Table of Contents
Vorstik V1 - Portable MP3 Player
A brief review of a this MP3 player, focused on the handling of full music albums. It is actually a Chinese no-brand MP3 player, shipped by some on-line reseller with varying fantasy brands, as Vorstik or Verstik; it seems - from some photos seen on the net - that the firmware is the same as the one running in the Benjie K11 and BJ-A12 models. The main features are a metal body with glass screen, Bluetooth connection and FM radio, a 2.4 inches display TFT color (non-touch), integrated mini-speaker.
|Display||2.4 inches, 240×320 (?) pixels, TFT color.|
|Memory||8 Gb, expandable to 128 Gb with microSD.|
|Buttons||7 front touch buttons + 3 side phisical buttons.|
|Battery||Sealed rechargeable battery.|
|Connector||Micro USB for charging and file transfer.|
|Extra||Bluetooth connection, FM Radio, speaker.|
From the home screen: Set ⇒ Information ⇒ Player information we read Model Vorstik V1, Version V.01.1.1.1.
- Low price.

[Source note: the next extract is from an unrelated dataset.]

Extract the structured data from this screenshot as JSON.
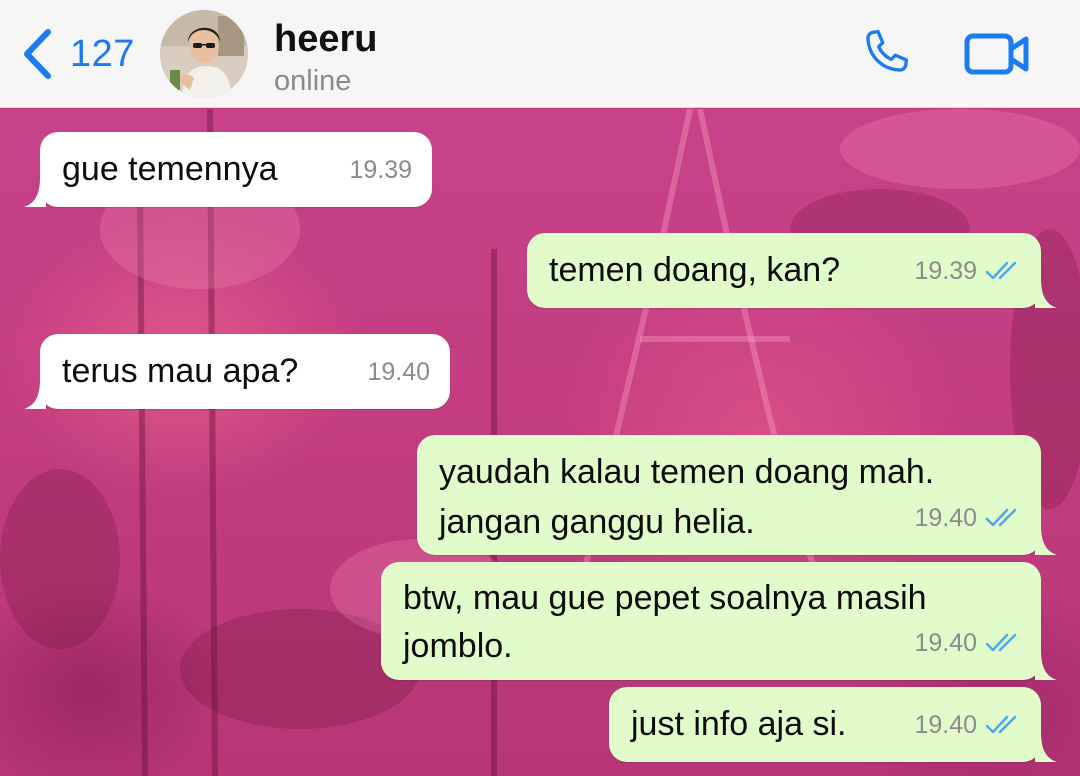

- 8 Gb storage space, accomodates about 80 music albums in 256 kbit quality.
- Quick and responsive user interface.
- Support for extended charsets (accented characters, etc.).
- Support MP3 and Ogg/Vorbis codecs.
- Scan tracks for ID3 tags, browse by album, by artist, etc.
- Poor quality display.
- Truncated directory and file names, track titles, album names, etc.
- Inline picure not supported in Tag 2 Vorbis.
- Per-folder (album) artwork poorly supported.
- File browse mode not alphabetically sorted.
- Non-oleophobic display glass: full of fingerprints in few minutes.
- Internal clock loses its time randomly.
When you connect the music player to a PC using the provided USB cable, it is detected as an USB mass storage device, so you can copy music tracks to the internal memory. I used an organization by album, i.e. all the tracks composing an album are stored into a single directory.
When you eject the device from the PC operating system, the player updates its the music library scanning for ID3 tags. I used V2.4 tags, which are recognized correctly. If the music collection is correctly tagged with ID3 tags, the player can browse the music collection by artist or by album, in alphabetical order. This is very handy.
In the above pictures you can see how - in the Album view - the names are truncated to 12 characters. Browsing the file directories (in my case each folder is one album) the file names are truncated to 19 characters and they are not sorted.
Truncated ID3 Tags
One of the worst defects for usability of this player, is the user interface truncating ID3 tags: album name, track title, artist name, everything is truncated in player screen. This is very unpleasant, considering the fact that the display would be wide enough to show much more.
Per-folder (Album) Artwork
I tested the player uploading an archive of tracks organized into directories, i.e. every directory contains all the tracks from a single album and every track is named as "%n %t" (track number, title). It turned out that if a picture named folder.jpg exists into the directory (a convention used by the Kodi multimedia player), that picture is shown during tracks playback. Unfortunately that picture will hide the ID3 tags, even the filename of the playing track is replaced by the picture filename: a very silly behaviour! Other times I got chineese characters instead of the image name, mixed with part of track name; so definitely there are bugs in the management of file names, where the Vfat filesystem is a source of countless problems.
It is also unclear why the image is sometimes resized correctly to occupy the entire available space, other times it remains much smaller.
An handy feature is to use the player as a sound recorder. It is not clear where is the inside microphone: there is not an hole in the body marked as mic. From my tests it seems that the mic is on the bottom side of the player, may be it uses one of the holes on that side (micro USB, SD card slot or phone jack). The microphone is quite sensible, it is better to leave the device on a flat surface because if you hold it with an hand, you will record the noise of your fingers grabbing the device.